Harvey completed his medical degree at the University of Oklahoma College of Medicine in 1981.
During his time at OBU as a science major, Harvey said he was greatly influenced by Dr. Jim Hurley and Dr. Dick Canham. Although he hadn't decided yet what type of medicine he would practice, he said he was always intrigued by the heart.
Harvey conducted his internship and residency in internal medicine and a fellowship in cardiology at the OU Health Sciences Center. He then undertook a fellowship in interventional cardiology from Harvard University at Beth Israel Hospital in Boston. Since that time, he worked as an attending physician at the VA Medical Center of Oklahoma City in the cardiac catheterization laboratory, and as a clinical instructor and assistant professor at the University of Oklahoma Health Sciences Center.
Although he enjoyed research and teaching, his passion for caring for patients drew him back into patient care.
In 1988, Harvey was appointed director of interventional cardiology at Oklahoma Memorial Hospital and in 1991 he joined the Heart Group of Oklahoma as an interventional and clinical cardiologist. In 1998, he became one of the founding members of Oklahoma Cardiovascular Associates. It was this group of physicians who partnered with Mercy Health Center to build the Oklahoma Heart Hospital.
As a physician/scientist, James' career has many facets. While part of her time is spent seeing patients, another part is spent directing a research group. She also teaches and mentors students and serves as an administrator for 160 individuals. Although it is challenging to find a way to wear all those hats and still find balance in her life, James says it is highly rewarding to help train and inspire the next generation of physicians and scientists in Oklahoma.
James discovered her definition of success while she was in a chapel service at OBU. The chapel speaker encouraged students that day to find their God-given calling and pursue it passionately and relentlessly, regardless of the obstacles. And that is exactly what James has done.

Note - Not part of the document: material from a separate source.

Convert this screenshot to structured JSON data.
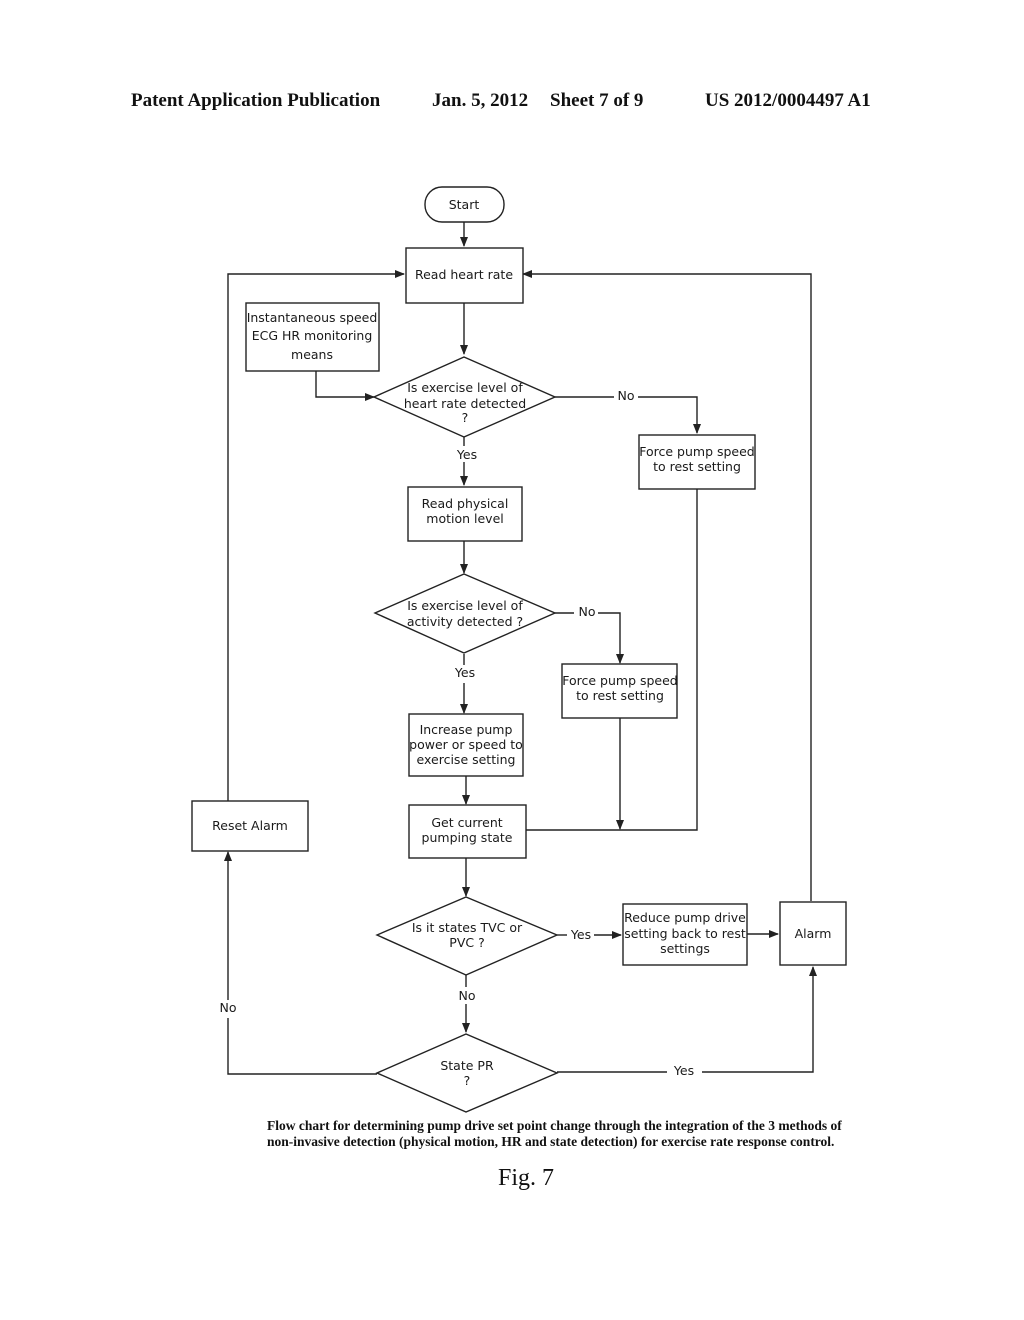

A native of Pond Creek, Okla., James said she knew from a very young age that she was called to be a physician. She had considered and applied to several colleges but when an OBU faculty member came to speak at First Baptist Church of Pond Creek for OBU Day in the Churches she found out about scholarship opportunities and decided to visit campus. Once she stepped foot on Bison Hill, she knew she wanted to attend. The scholarships she received made an OBU education a reality.
As an OBU student, James applied twice for the Oklahoma Medical Research Foundation Sir Alexander Fleming scholar program. "I was turned down the first two times because I lacked research experience, but Jim Hurley wouldn't let me give up," she said. After finding an Oklahoma State University researcher who allowed her to help with an investigation into possible health benefits of tarantula toxin, she became an expert at milking tarantulas, and she highlighted the experience on her next Fleming application. It was enough to persuade the selection committee, and it was the beginning of her career as a biomedical researcher.

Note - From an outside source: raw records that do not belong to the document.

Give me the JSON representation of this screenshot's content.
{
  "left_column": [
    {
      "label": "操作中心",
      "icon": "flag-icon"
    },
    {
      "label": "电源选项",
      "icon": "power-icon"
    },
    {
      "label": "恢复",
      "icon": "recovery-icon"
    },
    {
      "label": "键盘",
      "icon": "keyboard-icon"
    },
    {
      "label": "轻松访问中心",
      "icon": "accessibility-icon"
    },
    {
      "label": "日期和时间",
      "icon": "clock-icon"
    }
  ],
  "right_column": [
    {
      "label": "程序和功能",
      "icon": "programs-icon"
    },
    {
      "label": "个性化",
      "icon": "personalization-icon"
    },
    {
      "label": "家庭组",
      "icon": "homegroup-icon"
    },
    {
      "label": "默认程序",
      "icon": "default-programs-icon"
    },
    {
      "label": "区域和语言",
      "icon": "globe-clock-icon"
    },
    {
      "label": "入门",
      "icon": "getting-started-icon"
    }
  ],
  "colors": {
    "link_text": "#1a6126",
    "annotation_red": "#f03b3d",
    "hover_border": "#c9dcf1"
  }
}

James graduated from OBU summa cum laude with honors in 1989 with a degree in chemistry. She received a medical doctorate and a doctorate of philosophy in immunology with honors from the University of Oklahoma Health Sciences Center.
Her work has primarily included the study of the immune system and autoimmune diseases. She has won numerous awards including the Presidential Early Career Award for Scientists and Engineers in 2000 and the Gaylord Prize for Scientific Achievement in 2004 and again in 2011. Her work has included discoveries in the progression of lupus, a disease that affects millions of people worldwide. Her lab conducts research to try to understand other autoimmune diseases as well as responses to vaccinations.
James lives in Edmond, Okla., and attends Quail Springs Baptist Church, with her husband, Glen Wood, a teacher in Edmond Public Schools, and their 14-year-old daughter, Rebecca Wood.